## Exercise details
In the material below, find every line containing the string "Grizzly" and return it.

Supplied material section start

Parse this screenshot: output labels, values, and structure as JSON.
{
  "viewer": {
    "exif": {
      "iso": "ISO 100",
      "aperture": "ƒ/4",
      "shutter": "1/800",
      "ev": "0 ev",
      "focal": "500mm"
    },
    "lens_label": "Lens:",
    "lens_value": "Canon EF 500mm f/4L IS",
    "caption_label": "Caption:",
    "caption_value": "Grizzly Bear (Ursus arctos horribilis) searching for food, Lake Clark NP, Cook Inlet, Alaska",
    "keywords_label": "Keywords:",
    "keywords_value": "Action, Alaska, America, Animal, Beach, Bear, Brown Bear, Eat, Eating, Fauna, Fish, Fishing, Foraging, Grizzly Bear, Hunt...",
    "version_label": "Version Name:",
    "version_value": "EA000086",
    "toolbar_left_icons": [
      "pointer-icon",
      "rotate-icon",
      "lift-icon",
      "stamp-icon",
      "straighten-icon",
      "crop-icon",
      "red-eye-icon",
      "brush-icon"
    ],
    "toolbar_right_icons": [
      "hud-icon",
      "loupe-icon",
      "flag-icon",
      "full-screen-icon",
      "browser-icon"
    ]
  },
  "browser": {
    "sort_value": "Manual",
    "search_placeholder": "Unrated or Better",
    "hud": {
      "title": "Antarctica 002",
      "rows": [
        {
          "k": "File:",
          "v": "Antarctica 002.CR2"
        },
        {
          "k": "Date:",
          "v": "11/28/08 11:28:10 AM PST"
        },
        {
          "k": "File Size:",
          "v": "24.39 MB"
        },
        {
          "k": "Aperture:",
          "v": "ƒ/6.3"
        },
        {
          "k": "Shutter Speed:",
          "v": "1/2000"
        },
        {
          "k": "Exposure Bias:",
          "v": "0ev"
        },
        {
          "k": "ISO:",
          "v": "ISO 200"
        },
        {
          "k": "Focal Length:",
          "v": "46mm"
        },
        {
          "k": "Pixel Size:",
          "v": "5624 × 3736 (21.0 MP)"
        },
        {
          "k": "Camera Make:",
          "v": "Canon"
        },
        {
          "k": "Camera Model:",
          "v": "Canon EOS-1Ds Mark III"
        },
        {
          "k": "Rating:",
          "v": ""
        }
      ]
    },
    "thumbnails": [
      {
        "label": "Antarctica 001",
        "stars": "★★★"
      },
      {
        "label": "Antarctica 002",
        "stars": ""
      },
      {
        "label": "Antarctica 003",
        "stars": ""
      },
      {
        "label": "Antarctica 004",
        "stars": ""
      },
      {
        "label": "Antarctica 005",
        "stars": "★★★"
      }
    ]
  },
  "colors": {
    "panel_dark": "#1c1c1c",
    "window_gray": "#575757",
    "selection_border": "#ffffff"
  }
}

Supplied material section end
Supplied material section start

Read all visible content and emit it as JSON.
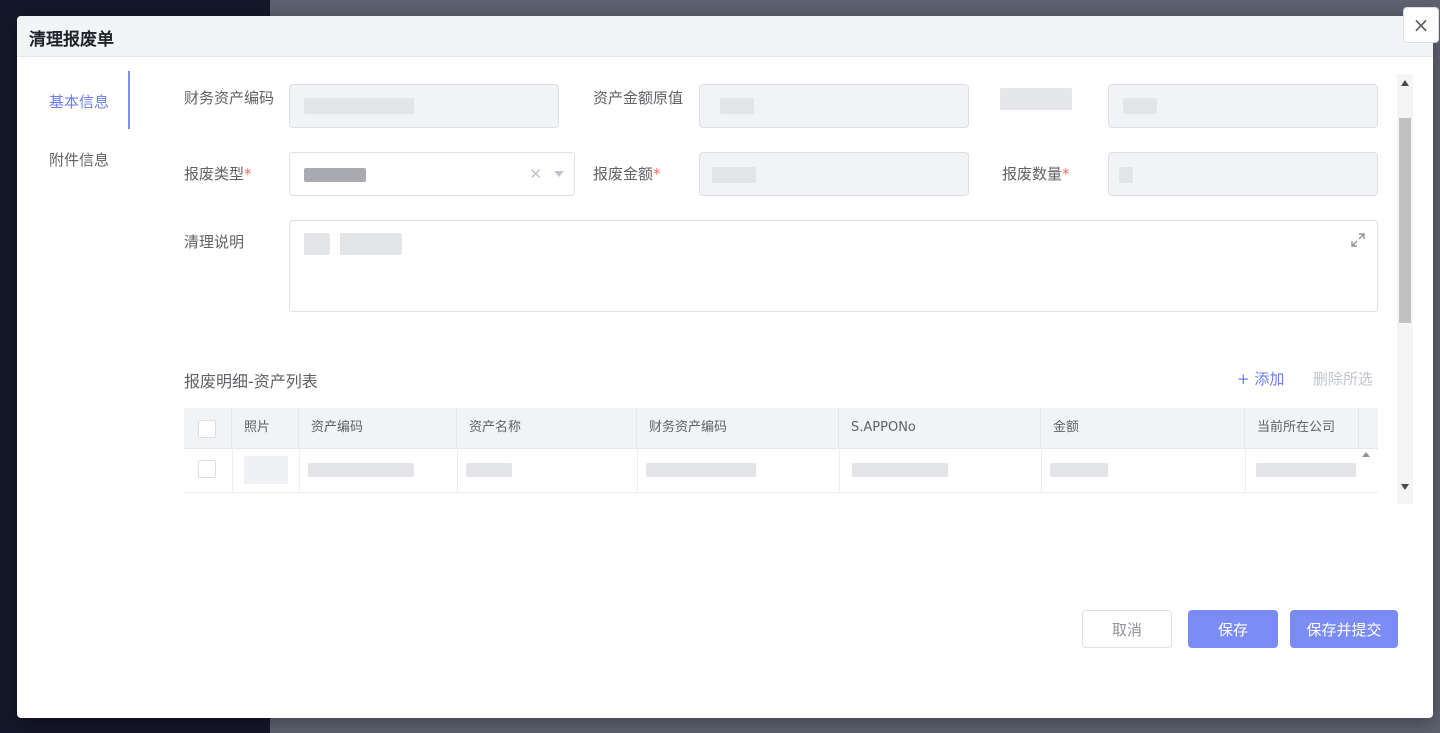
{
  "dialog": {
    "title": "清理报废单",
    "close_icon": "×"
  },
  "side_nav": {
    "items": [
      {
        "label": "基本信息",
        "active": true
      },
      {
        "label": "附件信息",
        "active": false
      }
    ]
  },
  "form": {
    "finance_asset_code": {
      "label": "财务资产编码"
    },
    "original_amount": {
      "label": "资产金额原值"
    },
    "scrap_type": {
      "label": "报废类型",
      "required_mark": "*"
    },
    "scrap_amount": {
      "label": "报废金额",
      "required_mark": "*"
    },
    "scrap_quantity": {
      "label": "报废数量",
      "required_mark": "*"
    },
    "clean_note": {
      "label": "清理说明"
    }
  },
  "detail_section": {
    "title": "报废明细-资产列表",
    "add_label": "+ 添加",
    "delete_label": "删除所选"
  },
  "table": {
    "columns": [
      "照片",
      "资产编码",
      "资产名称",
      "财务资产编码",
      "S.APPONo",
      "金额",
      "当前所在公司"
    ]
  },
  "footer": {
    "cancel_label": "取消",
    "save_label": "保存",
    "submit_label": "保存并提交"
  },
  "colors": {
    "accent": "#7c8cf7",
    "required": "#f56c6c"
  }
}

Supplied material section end
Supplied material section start

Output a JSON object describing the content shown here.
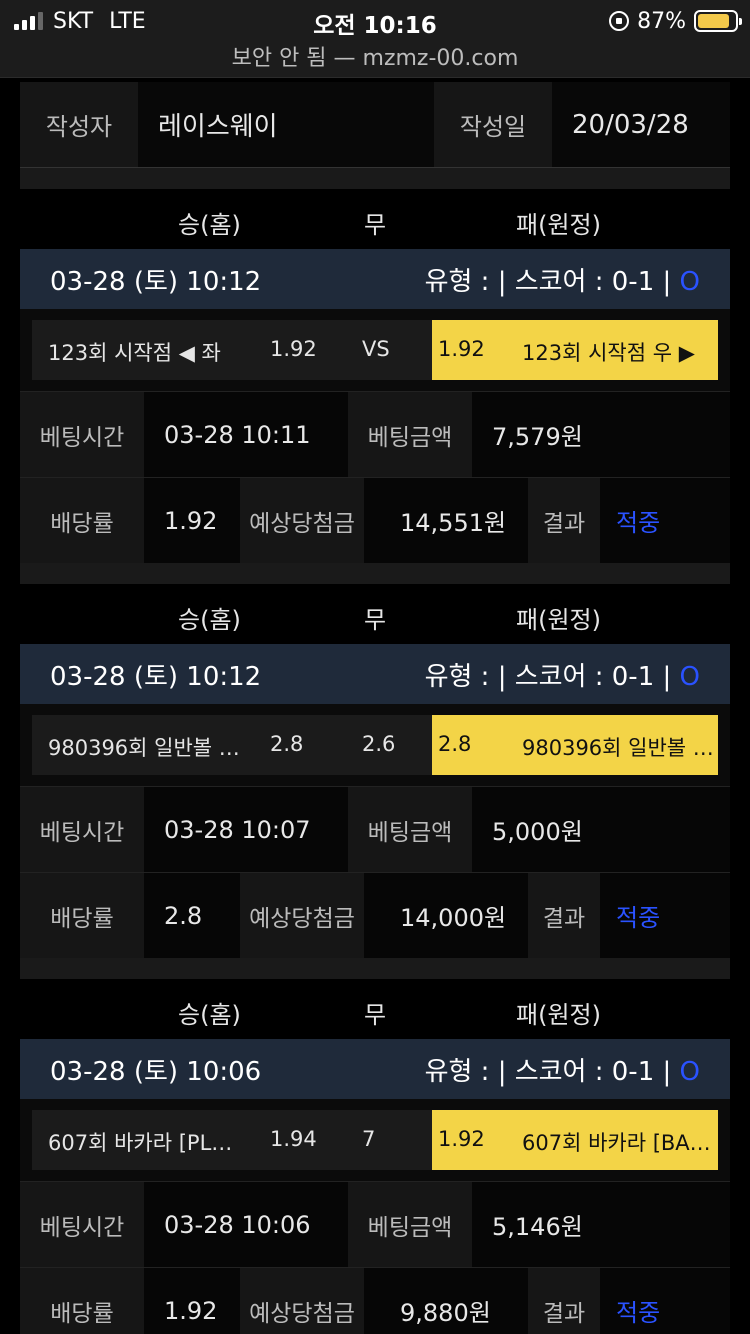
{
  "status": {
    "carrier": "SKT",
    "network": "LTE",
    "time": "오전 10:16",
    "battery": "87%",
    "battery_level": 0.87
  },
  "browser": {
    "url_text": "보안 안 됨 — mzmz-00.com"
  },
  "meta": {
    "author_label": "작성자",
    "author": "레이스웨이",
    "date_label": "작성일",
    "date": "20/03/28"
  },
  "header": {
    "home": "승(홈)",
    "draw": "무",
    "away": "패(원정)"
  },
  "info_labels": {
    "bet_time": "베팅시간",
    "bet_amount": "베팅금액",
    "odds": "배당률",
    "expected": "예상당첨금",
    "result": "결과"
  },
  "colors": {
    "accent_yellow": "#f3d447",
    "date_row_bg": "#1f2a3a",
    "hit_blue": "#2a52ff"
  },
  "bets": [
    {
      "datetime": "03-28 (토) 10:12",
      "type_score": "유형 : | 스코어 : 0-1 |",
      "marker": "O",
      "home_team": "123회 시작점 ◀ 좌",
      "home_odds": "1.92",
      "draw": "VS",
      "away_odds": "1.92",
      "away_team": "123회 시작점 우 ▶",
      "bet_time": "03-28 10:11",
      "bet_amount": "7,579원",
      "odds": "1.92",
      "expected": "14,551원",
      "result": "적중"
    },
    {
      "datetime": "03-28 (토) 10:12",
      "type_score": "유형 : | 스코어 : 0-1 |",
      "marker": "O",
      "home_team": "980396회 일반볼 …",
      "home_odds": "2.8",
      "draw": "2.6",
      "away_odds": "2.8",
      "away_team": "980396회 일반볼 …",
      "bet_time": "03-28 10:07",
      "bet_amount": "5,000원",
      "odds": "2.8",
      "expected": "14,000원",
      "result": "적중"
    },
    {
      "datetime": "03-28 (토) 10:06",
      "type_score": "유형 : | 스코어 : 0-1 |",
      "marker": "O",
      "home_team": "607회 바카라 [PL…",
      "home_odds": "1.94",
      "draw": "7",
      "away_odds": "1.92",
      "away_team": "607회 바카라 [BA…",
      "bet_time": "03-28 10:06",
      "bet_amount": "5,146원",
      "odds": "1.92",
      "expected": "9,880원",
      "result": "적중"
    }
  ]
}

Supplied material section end

## Answer to the exercise
    "caption_value": "Grizzly Bear (Ursus arctos horribilis) searching for food, Lake Clark NP, Cook Inlet, Alaska",
    "keywords_value": "Action, Alaska, America, Animal, Beach, Bear, Brown Bear, Eat, Eating, Fauna, Fish, Fishing, Foraging, Grizzly Bear, Hunt...",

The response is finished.